As far as night sleep goes, once again, the two pillars. Survival means that if Lucas needs to finish the night in bed with us, so be it. That’s what David did and our early morning cuddles are some of my fondest memories. Survival also means that I will  not spend a night awake listening to my baby cry. If I’m going to be awake, it will be drowsy with a nursing child. Ève is starting to sleep through the night (from 7:30 pm until 4-5ish) so the days when I’m up every hour with one or the other will be soon over. I know that to a parent of a singleton, waking-up to nurse every 3 hour sounds like a nightmare but to a parent of twins, it sounds like a trip to paradise: I haven’t slept 3 hours in a row since mid-August (I’m writing this in January).

In conclusion, Solve your Child’s Sleep Problems and Healthy Sleep Habits, Happy Child are the best resources in terms of understanding the science, physiology and importance of sleep to overall health. However, if you are not willing to let your child “cry it out”, just skip that part of the book. To establish gentle sleep routines and help your child sleep better — undertanding that “better” is only relative to your baseline and may mean going from no sleep to 2 hours — Healthy Sleep Habits, Happy Child and Happiest Baby on the Block are your best bet. They are a nice complement to each other. If you have no problems letting your child cry it out, save your money and don’t buy any books: both Weissbluth and Ferber agree that no harm will come to your child from crying it out assuming they are not hungry, sick or in pain. Just close the door and walk away.

I may be getting too old for this but I’m done pretending that I don’t care about my babies.

New Year camp out and a raclette birthday

Gone are the days when the children wanted to have McDonald’s as a birthday supper. Now they request raclette. Oh well, good fun with good friends around a good meal at home… it could be worst! And $40 of cheese may induce sticker shock but it’s a birthday on the cheap when compared to taking a bunch of kids to Cosmic Adventures!

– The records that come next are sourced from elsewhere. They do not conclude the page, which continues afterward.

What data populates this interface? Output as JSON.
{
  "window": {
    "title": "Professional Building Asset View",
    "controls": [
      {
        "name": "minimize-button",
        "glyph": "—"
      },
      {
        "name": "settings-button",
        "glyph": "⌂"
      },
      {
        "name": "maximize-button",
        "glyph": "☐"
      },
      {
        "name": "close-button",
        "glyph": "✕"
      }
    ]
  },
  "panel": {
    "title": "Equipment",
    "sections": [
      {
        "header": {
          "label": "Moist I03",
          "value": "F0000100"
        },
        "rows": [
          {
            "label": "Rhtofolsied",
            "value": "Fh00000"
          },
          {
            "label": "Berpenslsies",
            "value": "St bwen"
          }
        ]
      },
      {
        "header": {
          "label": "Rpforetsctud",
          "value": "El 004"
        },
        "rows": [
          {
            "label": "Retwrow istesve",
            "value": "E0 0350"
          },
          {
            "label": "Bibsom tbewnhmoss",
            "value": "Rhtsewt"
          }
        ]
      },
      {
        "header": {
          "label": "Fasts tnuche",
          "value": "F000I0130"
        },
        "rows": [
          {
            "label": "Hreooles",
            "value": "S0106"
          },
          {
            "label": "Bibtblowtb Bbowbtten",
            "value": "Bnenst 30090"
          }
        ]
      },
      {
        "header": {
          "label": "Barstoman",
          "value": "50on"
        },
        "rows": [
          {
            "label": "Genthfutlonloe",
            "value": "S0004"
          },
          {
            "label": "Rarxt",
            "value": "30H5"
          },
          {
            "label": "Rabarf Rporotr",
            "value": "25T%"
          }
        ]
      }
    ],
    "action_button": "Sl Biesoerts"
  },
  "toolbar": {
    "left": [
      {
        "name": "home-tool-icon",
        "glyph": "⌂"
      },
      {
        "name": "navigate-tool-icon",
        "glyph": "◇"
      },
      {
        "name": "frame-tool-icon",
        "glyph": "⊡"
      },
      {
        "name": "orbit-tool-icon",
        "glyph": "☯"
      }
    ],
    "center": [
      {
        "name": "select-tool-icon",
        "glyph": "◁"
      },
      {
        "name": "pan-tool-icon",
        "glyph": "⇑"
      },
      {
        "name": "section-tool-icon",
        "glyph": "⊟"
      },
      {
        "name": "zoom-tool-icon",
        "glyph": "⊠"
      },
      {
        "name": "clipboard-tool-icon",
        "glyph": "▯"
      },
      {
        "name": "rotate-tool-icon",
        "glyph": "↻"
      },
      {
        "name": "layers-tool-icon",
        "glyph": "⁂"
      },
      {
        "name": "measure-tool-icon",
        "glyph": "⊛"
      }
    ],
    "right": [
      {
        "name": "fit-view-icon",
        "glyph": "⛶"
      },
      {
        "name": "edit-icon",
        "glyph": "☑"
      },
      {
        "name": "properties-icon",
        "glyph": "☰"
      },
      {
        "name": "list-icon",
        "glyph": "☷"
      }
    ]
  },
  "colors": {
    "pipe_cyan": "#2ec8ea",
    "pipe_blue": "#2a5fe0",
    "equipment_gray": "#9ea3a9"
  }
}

On New Year’s Eve one of our older children decided to sleep outside. What an original way to welcome the New Year!